Copy each line below holding "JSON".

** Material for this task follows **

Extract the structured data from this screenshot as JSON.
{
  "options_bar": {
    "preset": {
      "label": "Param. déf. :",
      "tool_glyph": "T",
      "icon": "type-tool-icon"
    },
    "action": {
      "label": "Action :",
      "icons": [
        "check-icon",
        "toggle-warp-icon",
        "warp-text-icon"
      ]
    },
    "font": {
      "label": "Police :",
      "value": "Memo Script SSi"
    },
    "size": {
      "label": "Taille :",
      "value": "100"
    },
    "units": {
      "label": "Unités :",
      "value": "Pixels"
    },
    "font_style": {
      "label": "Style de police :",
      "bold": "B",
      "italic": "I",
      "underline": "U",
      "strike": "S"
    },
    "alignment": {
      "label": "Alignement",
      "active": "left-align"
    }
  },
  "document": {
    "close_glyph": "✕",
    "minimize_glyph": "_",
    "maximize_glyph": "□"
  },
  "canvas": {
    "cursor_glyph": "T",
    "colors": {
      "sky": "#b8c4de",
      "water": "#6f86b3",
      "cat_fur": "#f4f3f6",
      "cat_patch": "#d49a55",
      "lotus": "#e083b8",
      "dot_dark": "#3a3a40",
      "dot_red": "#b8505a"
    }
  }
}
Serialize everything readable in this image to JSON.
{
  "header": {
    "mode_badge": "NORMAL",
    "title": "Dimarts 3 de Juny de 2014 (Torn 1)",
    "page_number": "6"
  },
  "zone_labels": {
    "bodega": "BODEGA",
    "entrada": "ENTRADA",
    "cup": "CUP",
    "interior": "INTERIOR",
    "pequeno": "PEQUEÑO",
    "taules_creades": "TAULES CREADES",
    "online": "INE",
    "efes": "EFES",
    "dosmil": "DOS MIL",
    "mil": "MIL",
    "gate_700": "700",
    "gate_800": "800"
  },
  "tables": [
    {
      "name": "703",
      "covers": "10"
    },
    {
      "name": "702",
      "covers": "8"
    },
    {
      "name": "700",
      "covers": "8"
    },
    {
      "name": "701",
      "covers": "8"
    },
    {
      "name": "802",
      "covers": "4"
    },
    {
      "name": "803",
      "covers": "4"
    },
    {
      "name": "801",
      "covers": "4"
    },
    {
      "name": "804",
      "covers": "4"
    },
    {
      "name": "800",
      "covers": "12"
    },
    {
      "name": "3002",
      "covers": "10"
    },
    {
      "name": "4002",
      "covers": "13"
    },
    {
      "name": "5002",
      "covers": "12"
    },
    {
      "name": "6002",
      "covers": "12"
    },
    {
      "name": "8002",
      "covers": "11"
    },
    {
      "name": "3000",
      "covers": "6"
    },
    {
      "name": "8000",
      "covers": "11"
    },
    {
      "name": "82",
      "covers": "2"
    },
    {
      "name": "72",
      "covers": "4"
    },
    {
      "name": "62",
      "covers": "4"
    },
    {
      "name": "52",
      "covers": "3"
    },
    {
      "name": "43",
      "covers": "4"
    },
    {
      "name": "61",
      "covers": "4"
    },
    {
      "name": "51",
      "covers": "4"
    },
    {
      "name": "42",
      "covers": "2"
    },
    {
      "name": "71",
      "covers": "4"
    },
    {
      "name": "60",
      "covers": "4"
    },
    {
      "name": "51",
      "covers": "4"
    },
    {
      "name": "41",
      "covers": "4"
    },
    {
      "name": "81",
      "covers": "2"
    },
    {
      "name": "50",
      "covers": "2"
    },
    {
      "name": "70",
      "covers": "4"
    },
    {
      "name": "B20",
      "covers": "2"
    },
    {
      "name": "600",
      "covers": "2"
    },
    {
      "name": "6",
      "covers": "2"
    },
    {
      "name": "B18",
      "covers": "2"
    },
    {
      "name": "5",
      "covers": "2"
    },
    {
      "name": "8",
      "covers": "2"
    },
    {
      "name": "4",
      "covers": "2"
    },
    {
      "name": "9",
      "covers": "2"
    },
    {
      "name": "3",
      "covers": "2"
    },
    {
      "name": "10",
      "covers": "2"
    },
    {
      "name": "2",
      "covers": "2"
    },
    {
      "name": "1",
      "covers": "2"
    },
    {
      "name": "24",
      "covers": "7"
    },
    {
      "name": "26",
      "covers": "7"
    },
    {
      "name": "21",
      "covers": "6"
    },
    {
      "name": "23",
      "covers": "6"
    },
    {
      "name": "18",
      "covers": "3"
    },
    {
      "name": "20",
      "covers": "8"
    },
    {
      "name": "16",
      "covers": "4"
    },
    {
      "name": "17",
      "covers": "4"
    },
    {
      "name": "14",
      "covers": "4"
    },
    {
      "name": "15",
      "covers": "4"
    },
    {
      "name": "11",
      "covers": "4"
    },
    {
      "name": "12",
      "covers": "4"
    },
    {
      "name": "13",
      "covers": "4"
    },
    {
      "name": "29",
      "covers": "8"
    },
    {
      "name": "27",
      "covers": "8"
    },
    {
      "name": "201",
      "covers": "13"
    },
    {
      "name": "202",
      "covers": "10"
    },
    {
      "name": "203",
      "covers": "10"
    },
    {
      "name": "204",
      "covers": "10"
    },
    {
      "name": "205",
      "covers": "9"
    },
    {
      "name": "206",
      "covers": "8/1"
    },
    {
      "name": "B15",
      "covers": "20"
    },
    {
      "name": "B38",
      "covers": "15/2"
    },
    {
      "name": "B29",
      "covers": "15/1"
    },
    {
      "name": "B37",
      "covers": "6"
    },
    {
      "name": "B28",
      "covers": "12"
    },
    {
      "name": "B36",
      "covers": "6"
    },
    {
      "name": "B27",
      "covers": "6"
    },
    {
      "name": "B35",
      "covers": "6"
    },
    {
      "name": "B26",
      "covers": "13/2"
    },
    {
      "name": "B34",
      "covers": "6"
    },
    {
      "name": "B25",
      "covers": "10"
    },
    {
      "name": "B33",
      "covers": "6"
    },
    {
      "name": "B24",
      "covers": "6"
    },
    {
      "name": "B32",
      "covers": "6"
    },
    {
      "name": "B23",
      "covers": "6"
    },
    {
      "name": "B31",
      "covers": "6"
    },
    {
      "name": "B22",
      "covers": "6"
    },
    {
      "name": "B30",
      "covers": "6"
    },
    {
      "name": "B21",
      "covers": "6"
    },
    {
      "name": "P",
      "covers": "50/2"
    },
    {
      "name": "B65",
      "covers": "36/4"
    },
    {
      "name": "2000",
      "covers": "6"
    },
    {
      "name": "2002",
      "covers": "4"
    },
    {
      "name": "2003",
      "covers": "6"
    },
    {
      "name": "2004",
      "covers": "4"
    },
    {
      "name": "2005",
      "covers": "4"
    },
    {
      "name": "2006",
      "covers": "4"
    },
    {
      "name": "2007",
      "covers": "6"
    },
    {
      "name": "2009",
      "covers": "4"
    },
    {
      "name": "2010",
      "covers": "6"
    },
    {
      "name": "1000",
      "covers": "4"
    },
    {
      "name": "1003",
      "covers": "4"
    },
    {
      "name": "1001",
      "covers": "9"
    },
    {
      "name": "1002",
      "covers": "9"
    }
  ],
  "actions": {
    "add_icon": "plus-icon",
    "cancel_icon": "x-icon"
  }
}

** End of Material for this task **

*Task result*.
Extract the structured data from this screenshot as JSON.
Serialize everything readable in this image to JSON.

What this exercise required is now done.